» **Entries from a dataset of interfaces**
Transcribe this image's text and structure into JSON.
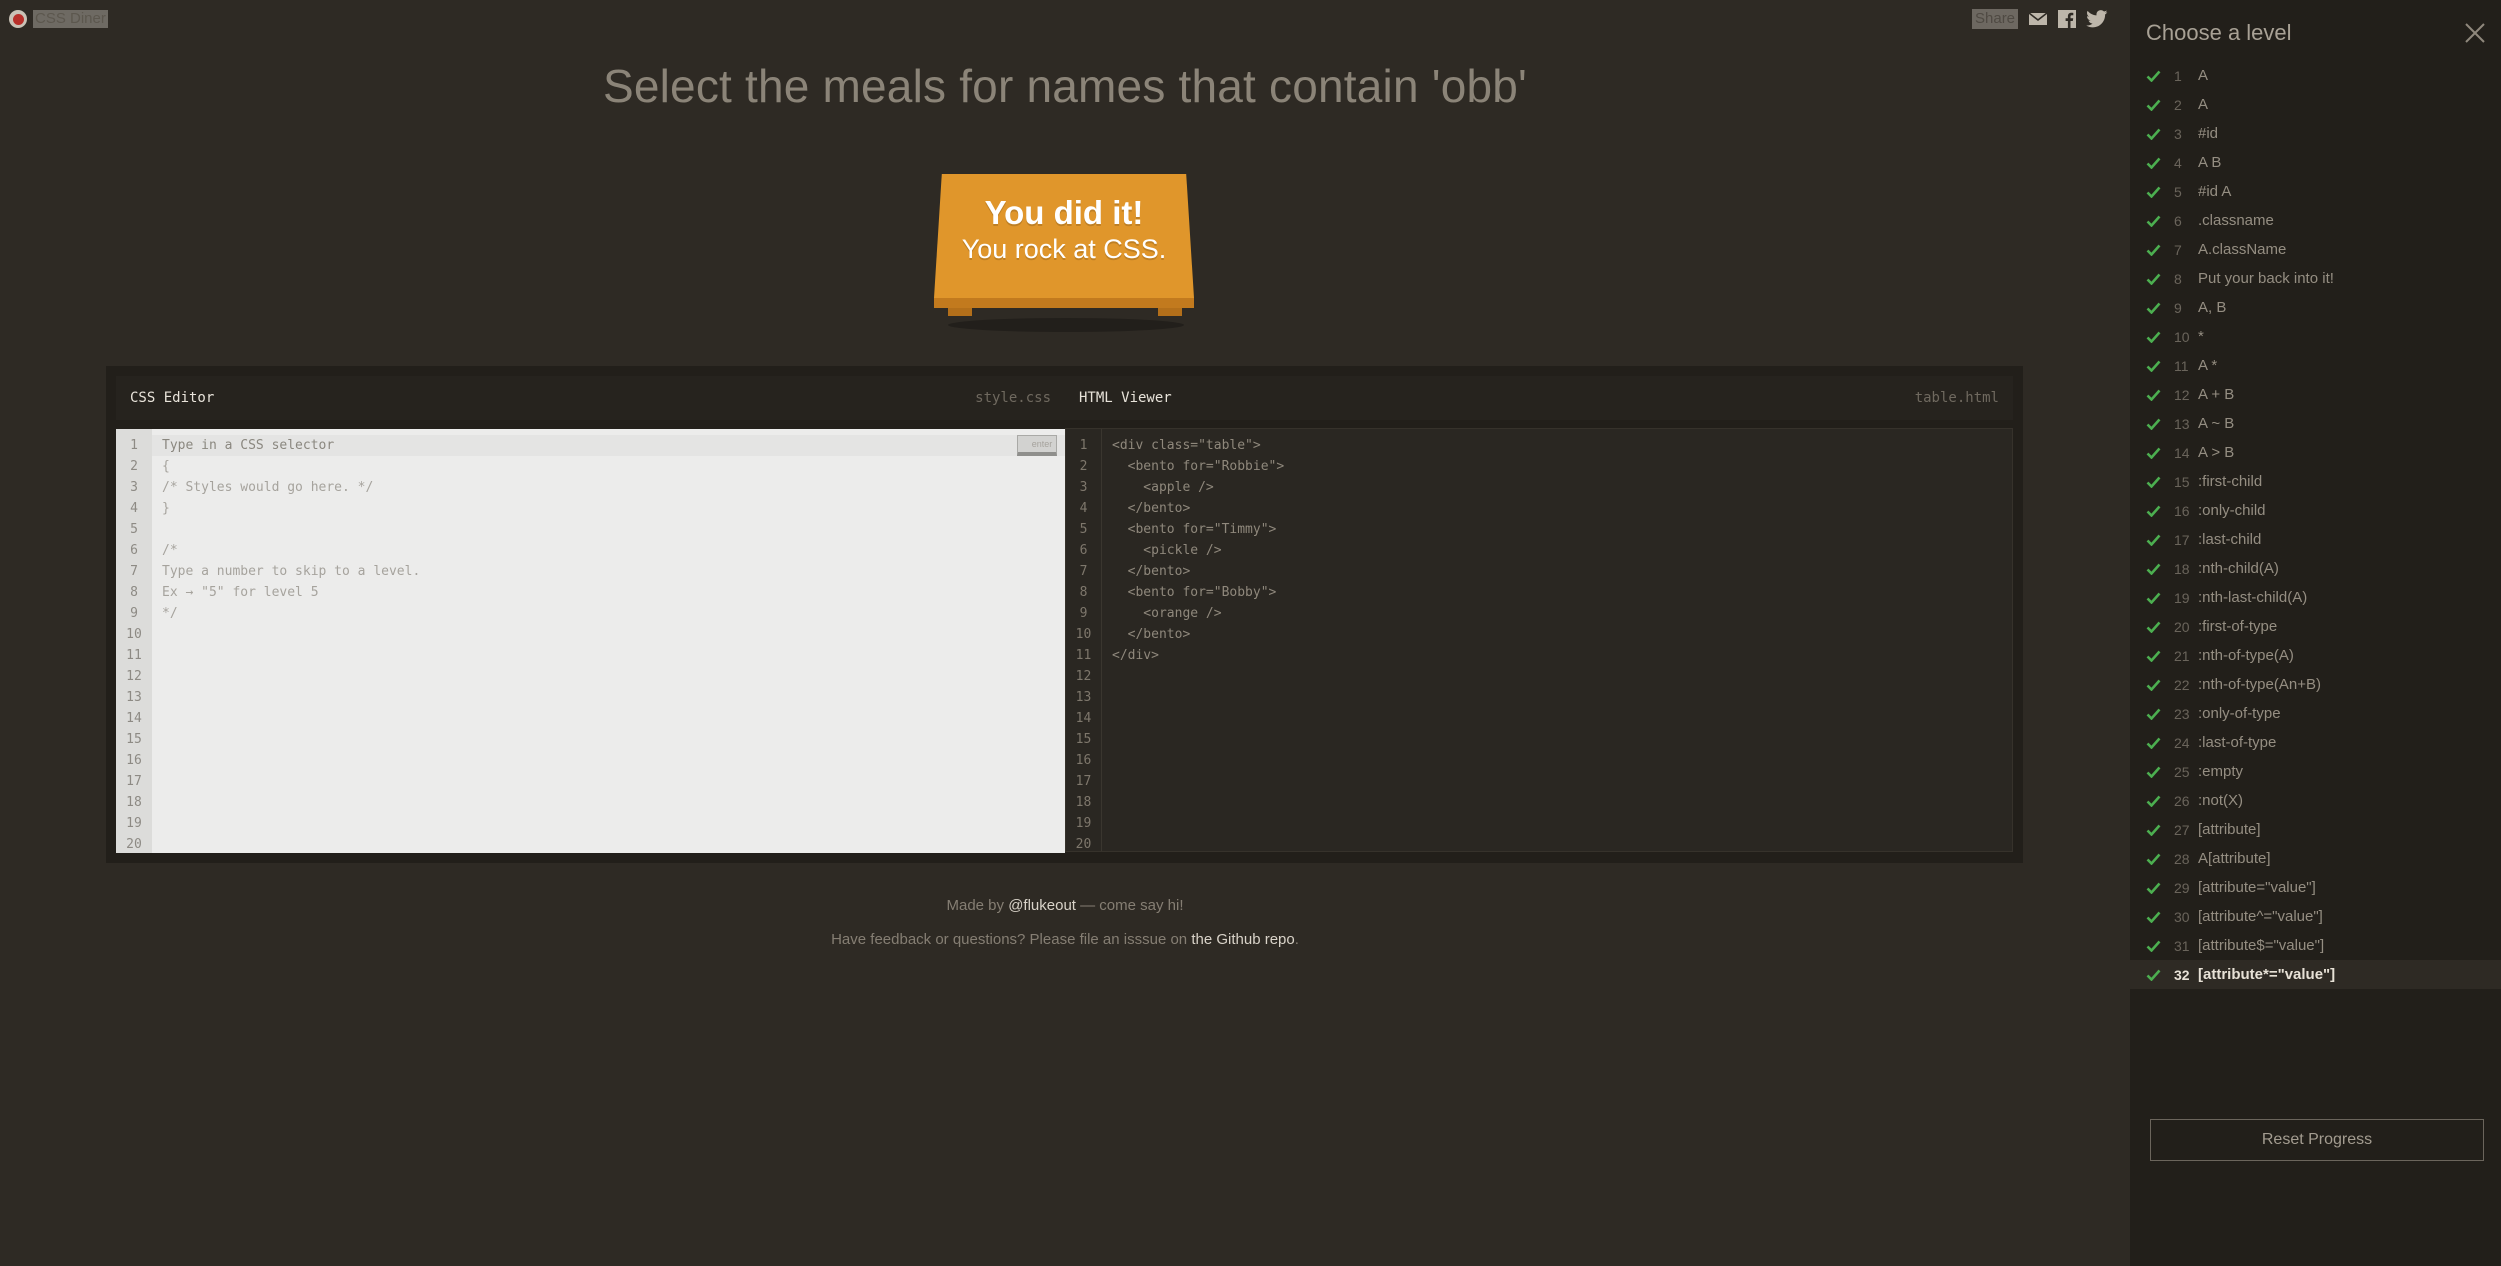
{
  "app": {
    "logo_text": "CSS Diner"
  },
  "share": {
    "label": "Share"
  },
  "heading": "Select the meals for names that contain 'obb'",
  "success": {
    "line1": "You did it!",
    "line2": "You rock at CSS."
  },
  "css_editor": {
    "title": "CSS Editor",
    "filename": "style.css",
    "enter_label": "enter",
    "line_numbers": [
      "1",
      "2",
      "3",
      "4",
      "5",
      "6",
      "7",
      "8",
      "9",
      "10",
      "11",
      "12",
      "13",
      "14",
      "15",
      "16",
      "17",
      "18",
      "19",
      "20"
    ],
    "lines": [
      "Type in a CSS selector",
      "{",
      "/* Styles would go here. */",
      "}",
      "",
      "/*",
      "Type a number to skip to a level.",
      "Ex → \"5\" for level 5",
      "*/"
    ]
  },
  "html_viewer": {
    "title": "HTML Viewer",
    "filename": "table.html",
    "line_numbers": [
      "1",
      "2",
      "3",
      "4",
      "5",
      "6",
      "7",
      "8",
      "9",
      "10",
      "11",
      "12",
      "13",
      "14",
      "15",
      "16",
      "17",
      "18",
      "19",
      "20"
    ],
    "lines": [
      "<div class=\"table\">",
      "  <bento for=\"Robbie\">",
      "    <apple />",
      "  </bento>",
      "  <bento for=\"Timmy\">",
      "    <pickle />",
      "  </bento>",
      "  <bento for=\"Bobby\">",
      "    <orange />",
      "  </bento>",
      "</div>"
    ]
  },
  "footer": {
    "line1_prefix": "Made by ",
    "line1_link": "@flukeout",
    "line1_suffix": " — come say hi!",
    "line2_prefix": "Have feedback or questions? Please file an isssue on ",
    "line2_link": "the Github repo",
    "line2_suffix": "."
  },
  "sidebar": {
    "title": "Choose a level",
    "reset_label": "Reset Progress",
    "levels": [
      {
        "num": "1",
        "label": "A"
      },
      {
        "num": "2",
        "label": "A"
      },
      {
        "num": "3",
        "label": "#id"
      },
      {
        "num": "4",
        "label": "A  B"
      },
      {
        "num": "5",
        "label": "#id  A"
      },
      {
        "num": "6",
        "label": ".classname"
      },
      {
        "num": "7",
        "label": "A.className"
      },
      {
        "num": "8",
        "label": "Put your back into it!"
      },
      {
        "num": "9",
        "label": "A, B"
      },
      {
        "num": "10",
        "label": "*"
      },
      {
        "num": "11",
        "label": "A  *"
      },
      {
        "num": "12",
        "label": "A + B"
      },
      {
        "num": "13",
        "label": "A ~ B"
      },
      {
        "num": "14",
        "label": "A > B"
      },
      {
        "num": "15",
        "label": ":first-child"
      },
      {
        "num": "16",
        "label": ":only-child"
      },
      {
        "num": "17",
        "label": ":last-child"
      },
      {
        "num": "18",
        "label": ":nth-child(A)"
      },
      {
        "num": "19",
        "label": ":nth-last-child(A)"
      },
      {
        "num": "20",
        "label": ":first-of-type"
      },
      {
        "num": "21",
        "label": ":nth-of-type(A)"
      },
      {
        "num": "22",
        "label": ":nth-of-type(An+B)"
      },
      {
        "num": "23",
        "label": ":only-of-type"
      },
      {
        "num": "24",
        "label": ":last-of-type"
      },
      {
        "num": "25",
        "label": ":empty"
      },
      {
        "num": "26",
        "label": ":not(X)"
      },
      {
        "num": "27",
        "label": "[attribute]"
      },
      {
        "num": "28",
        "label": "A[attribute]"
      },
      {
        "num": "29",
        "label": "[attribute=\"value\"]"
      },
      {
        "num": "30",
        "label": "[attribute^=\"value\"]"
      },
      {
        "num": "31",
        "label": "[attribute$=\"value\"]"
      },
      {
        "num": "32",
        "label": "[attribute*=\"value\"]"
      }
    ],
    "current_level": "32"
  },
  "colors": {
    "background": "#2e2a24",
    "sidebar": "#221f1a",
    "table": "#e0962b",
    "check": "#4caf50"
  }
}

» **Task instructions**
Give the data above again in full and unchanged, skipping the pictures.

» **Result**
Transcribe this image's text and structure into JSON.
{
  "app": {
    "logo_text": "CSS Diner"
  },
  "share": {
    "label": "Share"
  },
  "heading": "Select the meals for names that contain 'obb'",
  "success": {
    "line1": "You did it!",
    "line2": "You rock at CSS."
  },
  "css_editor": {
    "title": "CSS Editor",
    "filename": "style.css",
    "enter_label": "enter",
    "line_numbers": [
      "1",
      "2",
      "3",
      "4",
      "5",
      "6",
      "7",
      "8",
      "9",
      "10",
      "11",
      "12",
      "13",
      "14",
      "15",
      "16",
      "17",
      "18",
      "19",
      "20"
    ],
    "lines": [
      "Type in a CSS selector",
      "{",
      "/* Styles would go here. */",
      "}",
      "",
      "/*",
      "Type a number to skip to a level.",
      "Ex → \"5\" for level 5",
      "*/"
    ]
  },
  "html_viewer": {
    "title": "HTML Viewer",
    "filename": "table.html",
    "line_numbers": [
      "1",
      "2",
      "3",
      "4",
      "5",
      "6",
      "7",
      "8",
      "9",
      "10",
      "11",
      "12",
      "13",
      "14",
      "15",
      "16",
      "17",
      "18",
      "19",
      "20"
    ],
    "lines": [
      "<div class=\"table\">",
      "  <bento for=\"Robbie\">",
      "    <apple />",
      "  </bento>",
      "  <bento for=\"Timmy\">",
      "    <pickle />",
      "  </bento>",
      "  <bento for=\"Bobby\">",
      "    <orange />",
      "  </bento>",
      "</div>"
    ]
  },
  "footer": {
    "line1_prefix": "Made by ",
    "line1_link": "@flukeout",
    "line1_suffix": " — come say hi!",
    "line2_prefix": "Have feedback or questions? Please file an isssue on ",
    "line2_link": "the Github repo",
    "line2_suffix": "."
  },
  "sidebar": {
    "title": "Choose a level",
    "reset_label": "Reset Progress",
    "levels": [
      {
        "num": "1",
        "label": "A"
      },
      {
        "num": "2",
        "label": "A"
      },
      {
        "num": "3",
        "label": "#id"
      },
      {
        "num": "4",
        "label": "A  B"
      },
      {
        "num": "5",
        "label": "#id  A"
      },
      {
        "num": "6",
        "label": ".classname"
      },
      {
        "num": "7",
        "label": "A.className"
      },
      {
        "num": "8",
        "label": "Put your back into it!"
      },
      {
        "num": "9",
        "label": "A, B"
      },
      {
        "num": "10",
        "label": "*"
      },
      {
        "num": "11",
        "label": "A  *"
      },
      {
        "num": "12",
        "label": "A + B"
      },
      {
        "num": "13",
        "label": "A ~ B"
      },
      {
        "num": "14",
        "label": "A > B"
      },
      {
        "num": "15",
        "label": ":first-child"
      },
      {
        "num": "16",
        "label": ":only-child"
      },
      {
        "num": "17",
        "label": ":last-child"
      },
      {
        "num": "18",
        "label": ":nth-child(A)"
      },
      {
        "num": "19",
        "label": ":nth-last-child(A)"
      },
      {
        "num": "20",
        "label": ":first-of-type"
      },
      {
        "num": "21",
        "label": ":nth-of-type(A)"
      },
      {
        "num": "22",
        "label": ":nth-of-type(An+B)"
      },
      {
        "num": "23",
        "label": ":only-of-type"
      },
      {
        "num": "24",
        "label": ":last-of-type"
      },
      {
        "num": "25",
        "label": ":empty"
      },
      {
        "num": "26",
        "label": ":not(X)"
      },
      {
        "num": "27",
        "label": "[attribute]"
      },
      {
        "num": "28",
        "label": "A[attribute]"
      },
      {
        "num": "29",
        "label": "[attribute=\"value\"]"
      },
      {
        "num": "30",
        "label": "[attribute^=\"value\"]"
      },
      {
        "num": "31",
        "label": "[attribute$=\"value\"]"
      },
      {
        "num": "32",
        "label": "[attribute*=\"value\"]"
      }
    ],
    "current_level": "32"
  },
  "colors": {
    "background": "#2e2a24",
    "sidebar": "#221f1a",
    "table": "#e0962b",
    "check": "#4caf50"
  }
}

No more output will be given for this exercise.